== RECORDS PROVIDED ==

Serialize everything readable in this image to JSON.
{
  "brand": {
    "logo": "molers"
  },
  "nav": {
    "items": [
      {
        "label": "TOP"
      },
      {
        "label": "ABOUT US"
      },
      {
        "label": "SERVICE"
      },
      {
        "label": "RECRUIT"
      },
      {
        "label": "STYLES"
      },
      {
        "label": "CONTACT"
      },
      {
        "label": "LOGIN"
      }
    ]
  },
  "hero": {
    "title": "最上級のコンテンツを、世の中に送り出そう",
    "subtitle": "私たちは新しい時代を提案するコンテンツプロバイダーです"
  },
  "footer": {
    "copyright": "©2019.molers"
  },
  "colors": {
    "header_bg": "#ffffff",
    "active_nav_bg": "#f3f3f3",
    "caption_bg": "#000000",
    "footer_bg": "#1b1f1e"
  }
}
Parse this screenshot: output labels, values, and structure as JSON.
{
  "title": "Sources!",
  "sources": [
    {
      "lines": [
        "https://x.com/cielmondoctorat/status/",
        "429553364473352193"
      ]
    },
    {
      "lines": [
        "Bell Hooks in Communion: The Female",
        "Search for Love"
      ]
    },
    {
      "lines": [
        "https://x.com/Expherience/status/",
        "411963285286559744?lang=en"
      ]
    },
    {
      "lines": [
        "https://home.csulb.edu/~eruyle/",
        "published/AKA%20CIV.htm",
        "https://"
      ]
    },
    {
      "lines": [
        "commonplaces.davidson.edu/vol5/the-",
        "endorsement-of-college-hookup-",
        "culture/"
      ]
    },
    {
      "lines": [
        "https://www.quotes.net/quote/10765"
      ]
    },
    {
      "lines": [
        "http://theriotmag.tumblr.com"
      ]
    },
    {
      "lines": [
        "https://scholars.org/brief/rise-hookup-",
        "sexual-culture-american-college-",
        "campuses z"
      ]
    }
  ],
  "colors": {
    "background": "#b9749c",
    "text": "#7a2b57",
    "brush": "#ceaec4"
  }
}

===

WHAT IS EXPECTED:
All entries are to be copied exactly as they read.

RESULT:
Serialize everything readable in this image to JSON.
{
  "brand": {
    "logo": "molers"
  },
  "nav": {
    "items": [
      {
        "label": "TOP"
      },
      {
        "label": "ABOUT US"
      },
      {
        "label": "SERVICE"
      },
      {
        "label": "RECRUIT"
      },
      {
        "label": "STYLES"
      },
      {
        "label": "CONTACT"
      },
      {
        "label": "LOGIN"
      }
    ]
  },
  "hero": {
    "title": "最上級のコンテンツを、世の中に送り出そう",
    "subtitle": "私たちは新しい時代を提案するコンテンツプロバイダーです"
  },
  "footer": {
    "copyright": "©2019.molers"
  },
  "colors": {
    "header_bg": "#ffffff",
    "active_nav_bg": "#f3f3f3",
    "caption_bg": "#000000",
    "footer_bg": "#1b1f1e"
  }
}
Parse this screenshot: output labels, values, and structure as JSON.
{
  "title": "Sources!",
  "sources": [
    {
      "lines": [
        "https://x.com/cielmondoctorat/status/",
        "429553364473352193"
      ]
    },
    {
      "lines": [
        "Bell Hooks in Communion: The Female",
        "Search for Love"
      ]
    },
    {
      "lines": [
        "https://x.com/Expherience/status/",
        "411963285286559744?lang=en"
      ]
    },
    {
      "lines": [
        "https://home.csulb.edu/~eruyle/",
        "published/AKA%20CIV.htm",
        "https://"
      ]
    },
    {
      "lines": [
        "commonplaces.davidson.edu/vol5/the-",
        "endorsement-of-college-hookup-",
        "culture/"
      ]
    },
    {
      "lines": [
        "https://www.quotes.net/quote/10765"
      ]
    },
    {
      "lines": [
        "http://theriotmag.tumblr.com"
      ]
    },
    {
      "lines": [
        "https://scholars.org/brief/rise-hookup-",
        "sexual-culture-american-college-",
        "campuses z"
      ]
    }
  ],
  "colors": {
    "background": "#b9749c",
    "text": "#7a2b57",
    "brush": "#ceaec4"
  }
}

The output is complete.